If one took an Ealing Studios comedy from the 1950's and mixed it up with a cliche-ridden violent American cop drama you would have something akin to "Hot Fuzz". Simon Pegg plays Nicholas Angel, a super Type-A London policeman who gets transferred to a small country town in Gloucestershire to get him to decompress (and stop making the rest of "The Met" look bad by his overzealousness in catching and booking bad guys. )
Once exiled, he is teamed up with bumbling PC Dan Butterman (Nick Frost) a small town flatfoot whose main knowledge of police work comes from an absurdly extensive DVD collection of action movies in his closet. At first it looks as if our big city copper will die from boredom.
But something is amiss in quaint little Stamford.
The big wheels in town have secrets, secrets that get people knocked off in grisly fashion. And the local Chamber of Commerce group wants their cute little burg to be named "The Best Village in England" badly. Really badly.

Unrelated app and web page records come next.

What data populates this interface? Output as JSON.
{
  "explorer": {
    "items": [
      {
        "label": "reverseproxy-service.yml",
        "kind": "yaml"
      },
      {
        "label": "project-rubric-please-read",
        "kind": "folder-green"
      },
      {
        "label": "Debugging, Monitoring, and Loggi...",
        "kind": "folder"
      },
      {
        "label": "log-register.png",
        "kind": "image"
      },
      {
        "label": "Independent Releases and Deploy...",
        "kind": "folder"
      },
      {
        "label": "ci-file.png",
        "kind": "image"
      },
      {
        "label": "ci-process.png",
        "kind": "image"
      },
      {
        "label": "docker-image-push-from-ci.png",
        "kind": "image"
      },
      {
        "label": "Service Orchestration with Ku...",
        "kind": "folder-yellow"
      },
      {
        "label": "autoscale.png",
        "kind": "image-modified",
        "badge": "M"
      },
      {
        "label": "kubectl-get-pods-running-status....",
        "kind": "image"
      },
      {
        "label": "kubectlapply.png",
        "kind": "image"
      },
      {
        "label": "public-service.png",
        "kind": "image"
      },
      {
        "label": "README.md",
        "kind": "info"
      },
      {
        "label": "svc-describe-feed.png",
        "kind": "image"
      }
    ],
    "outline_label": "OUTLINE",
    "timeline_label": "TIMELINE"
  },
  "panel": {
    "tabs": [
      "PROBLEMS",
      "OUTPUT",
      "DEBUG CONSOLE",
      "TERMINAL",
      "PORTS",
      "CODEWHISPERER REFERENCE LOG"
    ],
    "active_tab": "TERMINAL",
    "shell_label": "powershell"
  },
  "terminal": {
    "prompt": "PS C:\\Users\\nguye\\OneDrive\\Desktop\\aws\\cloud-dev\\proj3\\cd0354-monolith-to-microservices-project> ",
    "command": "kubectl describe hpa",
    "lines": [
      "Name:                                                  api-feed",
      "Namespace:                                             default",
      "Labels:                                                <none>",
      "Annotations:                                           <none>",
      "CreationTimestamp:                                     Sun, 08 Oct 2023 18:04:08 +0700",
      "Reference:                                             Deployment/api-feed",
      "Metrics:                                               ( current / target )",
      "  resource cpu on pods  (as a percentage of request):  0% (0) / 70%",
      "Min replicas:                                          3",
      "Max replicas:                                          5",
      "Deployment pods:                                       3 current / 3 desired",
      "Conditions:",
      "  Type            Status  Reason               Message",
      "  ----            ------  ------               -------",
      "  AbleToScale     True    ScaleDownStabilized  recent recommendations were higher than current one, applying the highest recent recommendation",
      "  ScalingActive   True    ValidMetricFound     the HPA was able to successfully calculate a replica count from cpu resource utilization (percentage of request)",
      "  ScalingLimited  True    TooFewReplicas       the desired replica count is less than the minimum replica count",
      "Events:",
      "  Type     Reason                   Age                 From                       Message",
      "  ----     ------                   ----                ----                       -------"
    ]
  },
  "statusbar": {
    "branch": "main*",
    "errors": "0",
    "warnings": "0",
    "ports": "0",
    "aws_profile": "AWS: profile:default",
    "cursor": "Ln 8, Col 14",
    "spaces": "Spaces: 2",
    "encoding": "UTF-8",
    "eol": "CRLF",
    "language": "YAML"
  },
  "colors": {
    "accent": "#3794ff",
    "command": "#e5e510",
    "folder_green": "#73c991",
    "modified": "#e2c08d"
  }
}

The film is funny enough that you don't have seen all the "Dirty Harry"-type police melodramas to enjoy this one. Jim Broadbent plays the local top constable, and Timothy Dalton looks twice as comfortable playing the sinister over-the-top bad guy in this one then he ever did as James Bond.